# Problem details
Filter the entries down to the lines containing "icon", and copy those lines.

Start of Data for analysis

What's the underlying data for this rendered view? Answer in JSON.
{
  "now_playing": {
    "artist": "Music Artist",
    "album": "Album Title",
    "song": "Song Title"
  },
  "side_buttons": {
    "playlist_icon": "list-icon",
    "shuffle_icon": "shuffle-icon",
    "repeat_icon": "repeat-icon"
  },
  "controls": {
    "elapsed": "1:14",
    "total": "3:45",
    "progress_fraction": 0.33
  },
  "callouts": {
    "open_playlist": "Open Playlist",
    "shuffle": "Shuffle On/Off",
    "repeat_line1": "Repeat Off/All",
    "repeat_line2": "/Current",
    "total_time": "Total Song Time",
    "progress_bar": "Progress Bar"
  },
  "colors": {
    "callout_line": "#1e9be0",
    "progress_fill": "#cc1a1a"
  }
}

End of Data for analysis

# Response
    "playlist_icon": "list-icon",
    "shuffle_icon": "shuffle-icon",
    "repeat_icon": "repeat-icon"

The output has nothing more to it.